This weekend’s Pineapple Express is a marvelous break from the extraordinary dry conditions that have gripped California for the past thirteen months. If one could put a monetary value on the moisture from this storm, I speculate that it would easily be worth a billion dollars. But the state is in such a deep precipitation hole that it needs at least six more events like this over the next two months to pull them out of drought. Between January 1, 2013 and February 5, 2014, the San Francisco Airport received just 4.24” of rain, which is 21.19” below normal for the period—by far the driest such period in their history. The last time San Francisco had more than 1” of rain was Christmas Day, 2012. Thursday’s new Drought Monitor
product showed that drought conditions in the state had remained almost the same as the previous week, with 94% of the state in drought, and a slight expansion of the area in the worst category of drought—exceptional—from 9% to 10%.Figure 2.
Comparison of how much rain is needed to relieve drought conditions in Central California, via Twitter from NWS Sacramento
Amount of precipitation needed in one month to end drought conditions. In San Francisco, more than 18” of rain is needed in one month, and the average annual
rainfall in the city is about 20”. Image credit: NOAA.Atmospheric rivers: California’s big drought busters
Narrow bands of copious moisture originating in the subtropics like this weekend’s “Pineapple Express” are called “atmospheric rivers”,
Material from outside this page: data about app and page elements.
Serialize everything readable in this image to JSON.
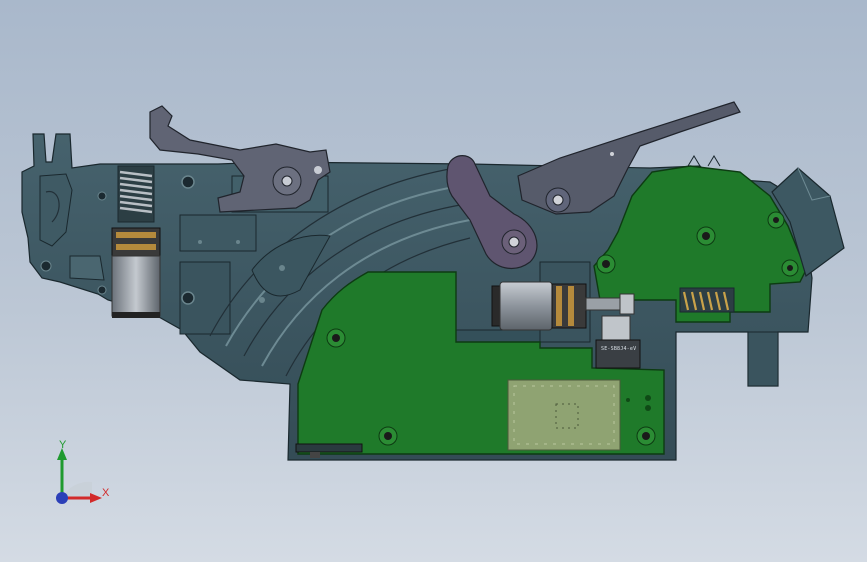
{
  "viewport": {
    "background_top": "#a9b8cb",
    "background_bottom": "#d4dbe4"
  },
  "model": {
    "housing_color": "#3b5560",
    "housing_edge": "#1d2c32",
    "pcb_color": "#1f7a2a",
    "lever_color": "#5a5f6e",
    "part_label": "SE-SB8J4-eV"
  },
  "triad": {
    "x_label": "X",
    "y_label": "Y",
    "x_color": "#d22a2a",
    "y_color": "#1f9a2f",
    "z_color": "#2b3fb8"
  }
}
and are responsible for about 30 - 50% of California’s yearly precipitation. A strong “atmospheric river” transports an amount of water vapor roughly equivalent to 7.5 - 15 times the average flow of liquid water at the mouth of the Mississippi River. As discussed in a blog post today
by Climate Central’s Andrew Freedman, research by Michael Dettinger of the U.S. Geological Survey and the Scripps Institution of Oceanography, published in December 2013 in the Journal of Hydrometeorology
, found that atmospheric river events can effectively end major droughts in California within just one month, pulling the state from a significant precipitation deficit to a surplus. Wunderground weather historian Christopher C. Burt has a post
on the last drought-busting atmospheric river event, in March 2012. I don’t see that happening this month, though. The latest 2-week run of the GFS model shows the state returning to relatively dry conditions beginning on Monday, with a ridge of high pressure dominating the weather for the remainder of the week. The most recent 1-month and 3-month forecasts from NOAA’s Climate Prediction Center
call for higher than average possibilities of dry conditions into the spring of 2014. California’s best hope of busting the drought lies in the formation of an El Niño event next winter. The warm waters that El Niño events bring to the Eastern Pacific typically shift the jet stream to a position over California, bringing numerous low pressure systems and the occasional atmospheric river during the winter rainy season. The latest February 6, 2014 El Niño outlook
from NOAA gives some hope that this will happen:”An increasing number of models suggest the possible onset of El Niño. Strong surface westerly winds in the western Pacific and the slight eastward shift of above-average temperatures in the subsurface western Pacific potentially portend warming in the coming months.”
Have a great weekend, everyone, and I’ll be back Monday with a new post.